JCP’s publisher, Taylor and Francis, were helpful and supportive with respect to the implementation of the aforementioned changes. However, Taylor and Francis and ESCoP did not reach an agreement with respect to our wish to break with the traditional publishing model and move towards open access. In 2016, the publisher proposed to add an annual open access supplement to the traditional journal, but imposed the condition that ESCoP should still fill an entire “traditional” volume each year. We worried that these two publishing models could not be simultaneously promoted, at least not forever. If we encouraged authors to publish in the open access supplement, we could have ended up with too few contributions for the traditional volume to satisfy our obligations to the publisher. After considerable discussion and negotiation, the ESCoP executive committee decided unanimously to not renew the contract with Taylor and Francis. As Taylor and Francis own the title “Journal of Cognitive Psychology”, they are free to continue the journal, but no longer under the auspices of ESCoP (to ensure ESCoP’s contractual obligations are fulfilled, RH and his team of associates stayed on until 1 April 2017, and will continue to deal with papers submitted before that date until they have a final disposition).

Looking to the future: Journal of Cognition

We are very glad that with the start of JoC, ESCoP has regained control of its own official journal. The society, not the publisher, owns the title and the journal is completely open access. JoC will offer cognitive psychologists worldwide an open access outlet for their research, in a journal that strongly promotes excellent research practices (including open science), with strong quality control, and at a reasonable price for authors that reflects the real costs of evaluating and producing an article.

JoC’s board of editors is firmly committed to promoting excellent scientific standards and views an open science policy as intrinsic to the best research practices. Thus, JoC has signed the TOP initiative, has an open data policy, and has a set of guidelines promoting high standards in the analysis and reporting of data. We encourage the submissions of registered reports and data reports in addition to standard empirical and review articles.

JoC is committed to quality control. This is all the more important in a time when the open access model itself is under threat from questionable publication practices, which range from for-profit models with little incentive to weed out weak papers, to clearly predatory practices (e.g., Sorokowski, Kulczycki, Sorokowska, & Pisanski, 2017). We feel that the best guarantee for a system of Open Access, with strong quality control and with a democratic price for authors, is a model in which a journal is connected to a learned society rather than a commercial publisher. This is precisely JoC’s model, and so authors can expect all the benefits of Open Access publishing, along with the same thorough review process they are used to from JCP.

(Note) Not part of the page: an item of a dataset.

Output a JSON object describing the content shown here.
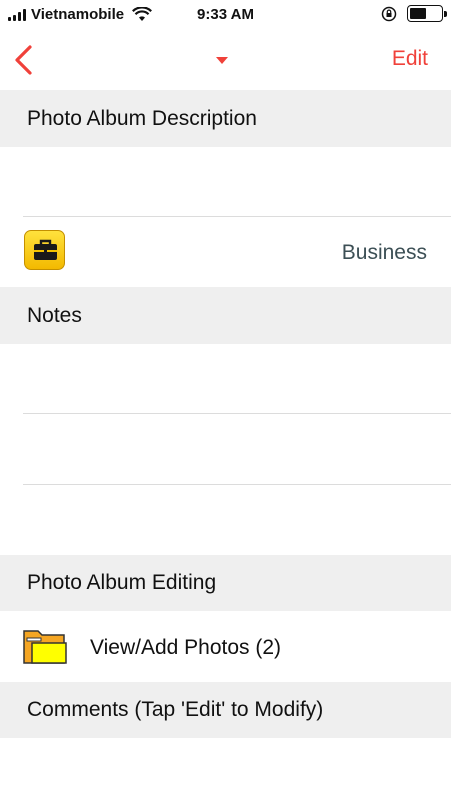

The transition from JCP to JoC is supported by all former associate editors of JCP; in fact, with the exceptions of Rob Hartsuiker (who is taking a break from editing after having edited for Acta Psychologica, Psychological Science, and JCP since 2004) and Matthias Kliegel (who begins a term as Editor-in-Chief for the European Journal of Ageing in the summer of 2017), the complete team of associate editors (Jos Adam, Linden Ball, Jelena Havelka, Mei-Ching Lien, Manuel Perea, and Orly Rubinsten) joined the founding editorial board of JoC. Additionally, several new associate editors have joined us, namely Pablo Gomez, Katharina Schnitzpahn, Bob Slevc, Hedderik van Rijn, and Bettina von Heleversen. We hope that the journal will attract submissions from every corner of the planet (as did JCP) and every sub-discipline in cognition, but that it will become an outlet of choice particularly for members of ESCoP.

Robert J. Hartsuiker, outgoing editor, Journal of Cognitive Psychology.

Candice C. Morey, incoming editor, Journal of Cognition.